Bloomberg’s solution is even more radical than balloons, bans and rockets. “The individualistic solution to the noise problem—moving to the suburbs—is no longer working. Now we need a more collective or community-oriented solution, because one person’s noise trumps everyone else’s quiet. We need to create community and interdependence.”
Citing local governments (noisy trash pick-up) and businesses (noisy trucks), Bloomberg says it’s easy to pollute when you’re anonymous. “In many places, our sense of community has broken down. We don’t care about our neighbours. We don’t know our neighbours.” As a result, we don’t necessarily care if we keep them awake at night or disrupt their quiet summer afternoons.
His solution?
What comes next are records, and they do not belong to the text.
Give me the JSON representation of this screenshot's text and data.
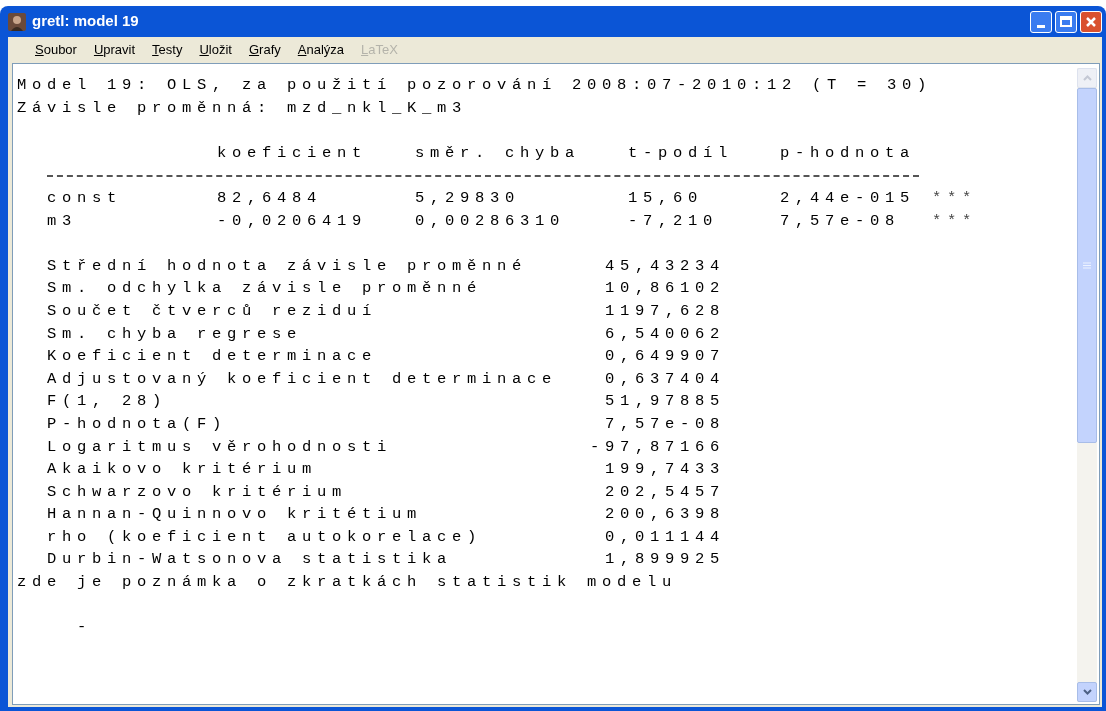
{
  "window": {
    "title": "gretl: model 19"
  },
  "menu": [
    {
      "label": "Soubor",
      "disabled": false
    },
    {
      "label": "Upravit",
      "disabled": false
    },
    {
      "label": "Testy",
      "disabled": false
    },
    {
      "label": "Uložit",
      "disabled": false
    },
    {
      "label": "Grafy",
      "disabled": false
    },
    {
      "label": "Analýza",
      "disabled": false
    },
    {
      "label": "LaTeX",
      "disabled": true
    }
  ],
  "output": {
    "heading": [
      "Model 19: OLS, za použití pozorování 2008:07-2010:12 (T = 30)",
      "Závisle proměnná: mzd_nkl_K_m3"
    ],
    "table": {
      "columns": [
        "koeficient",
        "směr. chyba",
        "t-podíl",
        "p-hodnota"
      ],
      "rows": [
        {
          "name": "const",
          "values": [
            "82,6484",
            "5,29830",
            "15,60",
            "2,44e-015"
          ],
          "stars": "***"
        },
        {
          "name": "m3",
          "values": [
            "-0,0206419",
            "0,00286310",
            "-7,210",
            "7,57e-08"
          ],
          "stars": "***"
        }
      ]
    },
    "stats": [
      {
        "label": "Střední hodnota závisle proměnné",
        "value": "45,43234"
      },
      {
        "label": "Sm. odchylka závisle proměnné",
        "value": "10,86102"
      },
      {
        "label": "Součet čtverců reziduí",
        "value": "1197,628"
      },
      {
        "label": "Sm. chyba regrese",
        "value": "6,540062"
      },
      {
        "label": "Koeficient determinace",
        "value": "0,649907"
      },
      {
        "label": "Adjustovaný koeficient determinace",
        "value": "0,637404"
      },
      {
        "label": "F(1, 28)",
        "value": "51,97885"
      },
      {
        "label": "P-hodnota(F)",
        "value": "7,57e-08"
      },
      {
        "label": "Logaritmus věrohodnosti",
        "value": "-97,87166"
      },
      {
        "label": "Akaikovo kritérium",
        "value": "199,7433"
      },
      {
        "label": "Schwarzovo kritérium",
        "value": "202,5457"
      },
      {
        "label": "Hannan-Quinnovo kritétium",
        "value": "200,6398"
      },
      {
        "label": "rho (koeficient autokorelace)",
        "value": "0,011144"
      },
      {
        "label": "Durbin-Watsonova statistika",
        "value": "1,899925"
      }
    ],
    "note": "zde je poznámka o zkratkách statistik modelu",
    "trailing": "-"
  }
}
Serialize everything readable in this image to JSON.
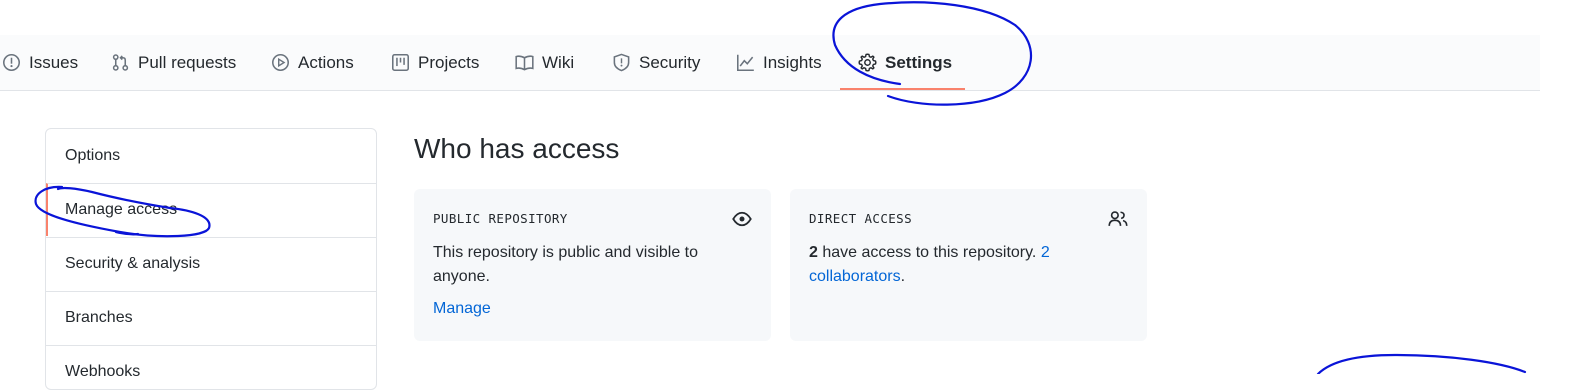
{
  "tabs": [
    {
      "label": "Issues",
      "icon": "issue-opened-icon"
    },
    {
      "label": "Pull requests",
      "icon": "git-pull-request-icon"
    },
    {
      "label": "Actions",
      "icon": "play-icon"
    },
    {
      "label": "Projects",
      "icon": "project-icon"
    },
    {
      "label": "Wiki",
      "icon": "book-icon"
    },
    {
      "label": "Security",
      "icon": "shield-icon"
    },
    {
      "label": "Insights",
      "icon": "graph-icon"
    },
    {
      "label": "Settings",
      "icon": "gear-icon",
      "selected": true
    }
  ],
  "sidebar": {
    "items": [
      {
        "label": "Options"
      },
      {
        "label": "Manage access",
        "active": true
      },
      {
        "label": "Security & analysis"
      },
      {
        "label": "Branches"
      },
      {
        "label": "Webhooks"
      }
    ]
  },
  "main": {
    "title": "Who has access",
    "public_card": {
      "title": "PUBLIC REPOSITORY",
      "icon": "eye-icon",
      "text": "This repository is public and visible to anyone.",
      "link": "Manage"
    },
    "direct_card": {
      "title": "DIRECT ACCESS",
      "icon": "people-icon",
      "count": "2",
      "text": " have access to this repository. ",
      "link": "2 collaborators",
      "period": "."
    }
  },
  "colors": {
    "accent": "#f9826c",
    "link": "#0366d6",
    "annotation": "#0a14d8"
  }
}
Throw a party or start a carpool. Bloomberg says you’re less likely to offend a neighbour if you drive each other’s children to school each day. Bloomberg tells the story of a former neighbour who was a musician and liked to give boisterous parties. “I’m sure he broke our local Montpelier, Vermont, noise ordinances on many occasions. But he invited me to the parties! Problem solved.” If the party continued after he went home and stayed loud, it only took a phone call to get the music turned down. “We were friends. He borrowed my ladder; I had some of his tools. We were interdependent.”
While passionate about fighting noise pollution, Bloomberg also observes that silence really isn’t found in human communities. “You need to go to a cave or a federal wilderness area for silence,” he says. “A totally silent human community would be a poor human community.”
He tells of a day a few years ago when a family of former neighbours returned for a visit. “We had little kids running around the yards of three families who had come out to see them, yelling and laughing. But we weren’t imposing on anyone because we were all out there visiting. We made a small footprint of noise,” he says, a footprint of happy human voices.
Which is further evidence, if we needed it, that peace and quiet begin at home.
Mary Desmond Pinkowish is a health writer living the quiet life in Larchmont, New York. Ursula Sautter is a freelance journalist living in Bonn, Germany.